(DATA SECTION begins)

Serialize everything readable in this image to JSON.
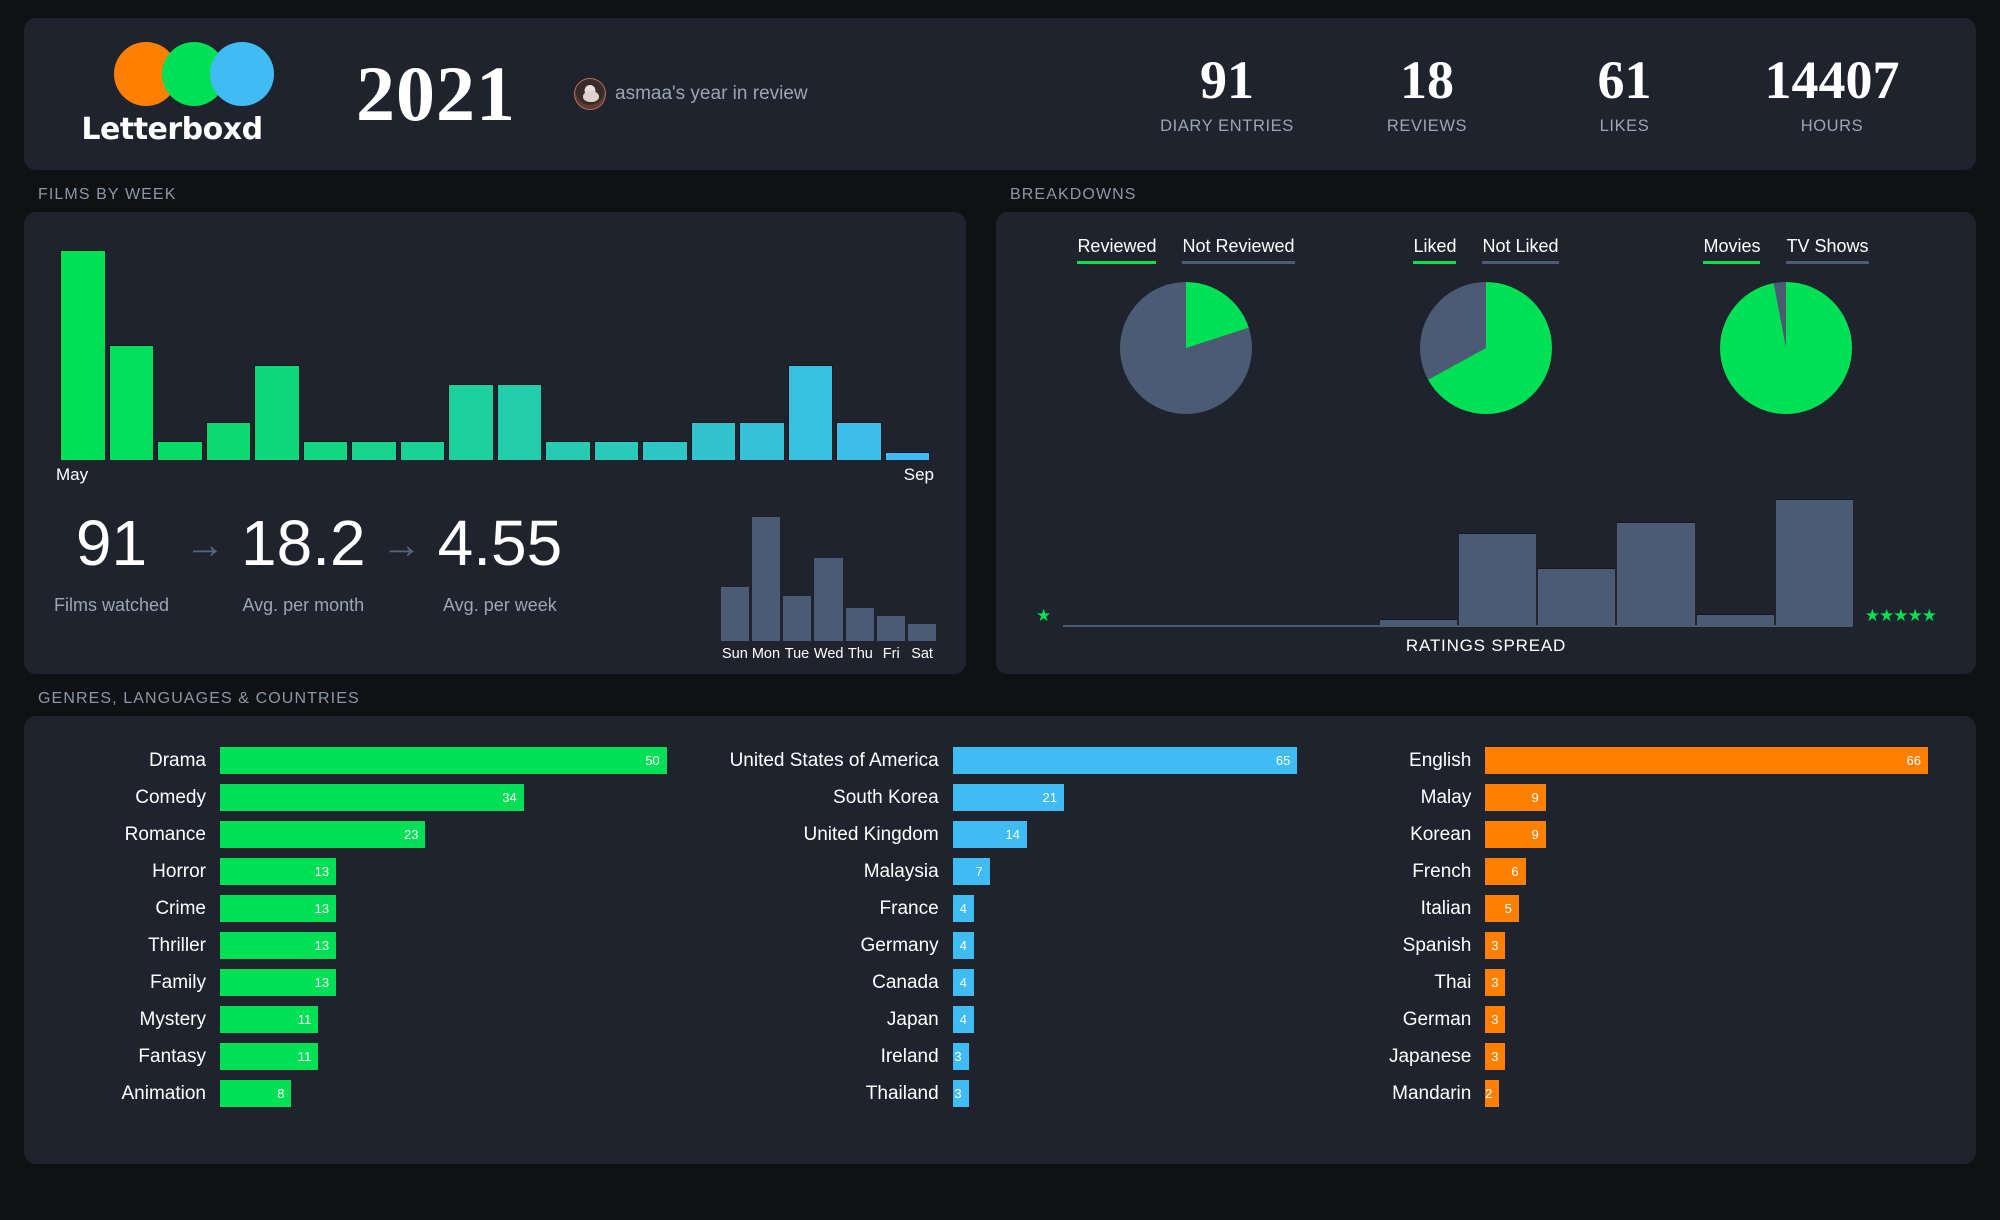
{
  "header": {
    "logo_word": "Letterboxd",
    "year": "2021",
    "user_line": "asmaa's year in review",
    "stats": [
      {
        "value": "91",
        "label": "DIARY ENTRIES"
      },
      {
        "value": "18",
        "label": "REVIEWS"
      },
      {
        "value": "61",
        "label": "LIKES"
      },
      {
        "value": "14407",
        "label": "HOURS"
      }
    ]
  },
  "sections": {
    "films_by_week": "FILMS BY WEEK",
    "breakdowns": "BREAKDOWNS",
    "genres_languages_countries": "GENRES, LANGUAGES & COUNTRIES"
  },
  "films": {
    "axis_start": "May",
    "axis_end": "Sep",
    "summary": [
      {
        "value": "91",
        "label": "Films watched"
      },
      {
        "value": "18.2",
        "label": "Avg. per month"
      },
      {
        "value": "4.55",
        "label": "Avg. per week"
      }
    ],
    "arrow": "→",
    "day_labels": [
      "Sun",
      "Mon",
      "Tue",
      "Wed",
      "Thu",
      "Fri",
      "Sat"
    ]
  },
  "breakdowns": {
    "pies": [
      {
        "on_label": "Reviewed",
        "off_label": "Not Reviewed",
        "on_pct": 20
      },
      {
        "on_label": "Liked",
        "off_label": "Not Liked",
        "on_pct": 67
      },
      {
        "on_label": "Movies",
        "off_label": "TV Shows",
        "on_pct": 97
      }
    ],
    "ratings_label": "RATINGS SPREAD",
    "star_low": "★",
    "star_high": "★★★★★"
  },
  "colors": {
    "orange": "#FF8000",
    "green": "#00E054",
    "blue": "#40BCF4",
    "slate": "#4b5b73",
    "card": "#1f232d",
    "header_card": "#20242e",
    "page_bg": "#0f1114"
  },
  "chart_data": [
    {
      "type": "bar",
      "title": "FILMS BY WEEK",
      "xlabel": "",
      "ylabel": "Films",
      "categories": [
        "w1",
        "w2",
        "w3",
        "w4",
        "w5",
        "w6",
        "w7",
        "w8",
        "w9",
        "w10",
        "w11",
        "w12",
        "w13",
        "w14",
        "w15",
        "w16",
        "w17",
        "w18"
      ],
      "tick_labels": [
        "May",
        "Sep"
      ],
      "values": [
        11,
        6,
        1,
        2,
        5,
        1,
        1,
        1,
        4,
        4,
        1,
        1,
        1,
        2,
        2,
        5,
        2,
        0
      ],
      "ylim": [
        0,
        11
      ],
      "grid": false,
      "note": "Bars colored on a green-to-blue gradient across the weeks"
    },
    {
      "type": "bar",
      "title": "Films by day of week",
      "categories": [
        "Sun",
        "Mon",
        "Tue",
        "Wed",
        "Thu",
        "Fri",
        "Sat"
      ],
      "values": [
        13,
        30,
        11,
        20,
        8,
        6,
        4
      ],
      "ylim": [
        0,
        30
      ],
      "grid": false
    },
    {
      "type": "pie",
      "title": "Reviewed",
      "labels": [
        "Reviewed",
        "Not Reviewed"
      ],
      "values": [
        20,
        80
      ],
      "legend": "top"
    },
    {
      "type": "pie",
      "title": "Liked",
      "labels": [
        "Liked",
        "Not Liked"
      ],
      "values": [
        67,
        33
      ],
      "legend": "top"
    },
    {
      "type": "pie",
      "title": "Movies",
      "labels": [
        "Movies",
        "TV Shows"
      ],
      "values": [
        97,
        3
      ],
      "legend": "top"
    },
    {
      "type": "bar",
      "title": "RATINGS SPREAD",
      "categories": [
        "0.5",
        "1",
        "1.5",
        "2",
        "2.5",
        "3",
        "3.5",
        "4",
        "4.5",
        "5"
      ],
      "values": [
        0,
        0,
        0,
        0,
        1,
        16,
        10,
        18,
        2,
        22
      ],
      "ylim": [
        0,
        22
      ],
      "grid": false
    },
    {
      "type": "bar",
      "title": "Genres",
      "orientation": "horizontal",
      "categories": [
        "Drama",
        "Comedy",
        "Romance",
        "Horror",
        "Crime",
        "Thriller",
        "Family",
        "Mystery",
        "Fantasy",
        "Animation"
      ],
      "values": [
        50,
        34,
        23,
        13,
        13,
        13,
        13,
        11,
        11,
        8
      ],
      "xlim": [
        0,
        50
      ]
    },
    {
      "type": "bar",
      "title": "Countries",
      "orientation": "horizontal",
      "categories": [
        "United States of America",
        "South Korea",
        "United Kingdom",
        "Malaysia",
        "France",
        "Germany",
        "Canada",
        "Japan",
        "Ireland",
        "Thailand"
      ],
      "values": [
        65,
        21,
        14,
        7,
        4,
        4,
        4,
        4,
        3,
        3
      ],
      "xlim": [
        0,
        65
      ]
    },
    {
      "type": "bar",
      "title": "Languages",
      "orientation": "horizontal",
      "categories": [
        "English",
        "Malay",
        "Korean",
        "French",
        "Italian",
        "Spanish",
        "Thai",
        "German",
        "Japanese",
        "Mandarin"
      ],
      "values": [
        66,
        9,
        9,
        6,
        5,
        3,
        3,
        3,
        3,
        2
      ],
      "xlim": [
        0,
        66
      ]
    }
  ]
}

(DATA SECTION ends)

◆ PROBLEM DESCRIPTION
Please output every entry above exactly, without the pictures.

◆ RESPONSE TO THE EXERCISE
Serialize everything readable in this image to JSON.
{
  "header": {
    "logo_word": "Letterboxd",
    "year": "2021",
    "user_line": "asmaa's year in review",
    "stats": [
      {
        "value": "91",
        "label": "DIARY ENTRIES"
      },
      {
        "value": "18",
        "label": "REVIEWS"
      },
      {
        "value": "61",
        "label": "LIKES"
      },
      {
        "value": "14407",
        "label": "HOURS"
      }
    ]
  },
  "sections": {
    "films_by_week": "FILMS BY WEEK",
    "breakdowns": "BREAKDOWNS",
    "genres_languages_countries": "GENRES, LANGUAGES & COUNTRIES"
  },
  "films": {
    "axis_start": "May",
    "axis_end": "Sep",
    "summary": [
      {
        "value": "91",
        "label": "Films watched"
      },
      {
        "value": "18.2",
        "label": "Avg. per month"
      },
      {
        "value": "4.55",
        "label": "Avg. per week"
      }
    ],
    "arrow": "→",
    "day_labels": [
      "Sun",
      "Mon",
      "Tue",
      "Wed",
      "Thu",
      "Fri",
      "Sat"
    ]
  },
  "breakdowns": {
    "pies": [
      {
        "on_label": "Reviewed",
        "off_label": "Not Reviewed",
        "on_pct": 20
      },
      {
        "on_label": "Liked",
        "off_label": "Not Liked",
        "on_pct": 67
      },
      {
        "on_label": "Movies",
        "off_label": "TV Shows",
        "on_pct": 97
      }
    ],
    "ratings_label": "RATINGS SPREAD",
    "star_low": "★",
    "star_high": "★★★★★"
  },
  "colors": {
    "orange": "#FF8000",
    "green": "#00E054",
    "blue": "#40BCF4",
    "slate": "#4b5b73",
    "card": "#1f232d",
    "header_card": "#20242e",
    "page_bg": "#0f1114"
  },
  "chart_data": [
    {
      "type": "bar",
      "title": "FILMS BY WEEK",
      "xlabel": "",
      "ylabel": "Films",
      "categories": [
        "w1",
        "w2",
        "w3",
        "w4",
        "w5",
        "w6",
        "w7",
        "w8",
        "w9",
        "w10",
        "w11",
        "w12",
        "w13",
        "w14",
        "w15",
        "w16",
        "w17",
        "w18"
      ],
      "tick_labels": [
        "May",
        "Sep"
      ],
      "values": [
        11,
        6,
        1,
        2,
        5,
        1,
        1,
        1,
        4,
        4,
        1,
        1,
        1,
        2,
        2,
        5,
        2,
        0
      ],
      "ylim": [
        0,
        11
      ],
      "grid": false,
      "note": "Bars colored on a green-to-blue gradient across the weeks"
    },
    {
      "type": "bar",
      "title": "Films by day of week",
      "categories": [
        "Sun",
        "Mon",
        "Tue",
        "Wed",
        "Thu",
        "Fri",
        "Sat"
      ],
      "values": [
        13,
        30,
        11,
        20,
        8,
        6,
        4
      ],
      "ylim": [
        0,
        30
      ],
      "grid": false
    },
    {
      "type": "pie",
      "title": "Reviewed",
      "labels": [
        "Reviewed",
        "Not Reviewed"
      ],
      "values": [
        20,
        80
      ],
      "legend": "top"
    },
    {
      "type": "pie",
      "title": "Liked",
      "labels": [
        "Liked",
        "Not Liked"
      ],
      "values": [
        67,
        33
      ],
      "legend": "top"
    },
    {
      "type": "pie",
      "title": "Movies",
      "labels": [
        "Movies",
        "TV Shows"
      ],
      "values": [
        97,
        3
      ],
      "legend": "top"
    },
    {
      "type": "bar",
      "title": "RATINGS SPREAD",
      "categories": [
        "0.5",
        "1",
        "1.5",
        "2",
        "2.5",
        "3",
        "3.5",
        "4",
        "4.5",
        "5"
      ],
      "values": [
        0,
        0,
        0,
        0,
        1,
        16,
        10,
        18,
        2,
        22
      ],
      "ylim": [
        0,
        22
      ],
      "grid": false
    },
    {
      "type": "bar",
      "title": "Genres",
      "orientation": "horizontal",
      "categories": [
        "Drama",
        "Comedy",
        "Romance",
        "Horror",
        "Crime",
        "Thriller",
        "Family",
        "Mystery",
        "Fantasy",
        "Animation"
      ],
      "values": [
        50,
        34,
        23,
        13,
        13,
        13,
        13,
        11,
        11,
        8
      ],
      "xlim": [
        0,
        50
      ]
    },
    {
      "type": "bar",
      "title": "Countries",
      "orientation": "horizontal",
      "categories": [
        "United States of America",
        "South Korea",
        "United Kingdom",
        "Malaysia",
        "France",
        "Germany",
        "Canada",
        "Japan",
        "Ireland",
        "Thailand"
      ],
      "values": [
        65,
        21,
        14,
        7,
        4,
        4,
        4,
        4,
        3,
        3
      ],
      "xlim": [
        0,
        65
      ]
    },
    {
      "type": "bar",
      "title": "Languages",
      "orientation": "horizontal",
      "categories": [
        "English",
        "Malay",
        "Korean",
        "French",
        "Italian",
        "Spanish",
        "Thai",
        "German",
        "Japanese",
        "Mandarin"
      ],
      "values": [
        66,
        9,
        9,
        6,
        5,
        3,
        3,
        3,
        3,
        2
      ],
      "xlim": [
        0,
        66
      ]
    }
  ]
}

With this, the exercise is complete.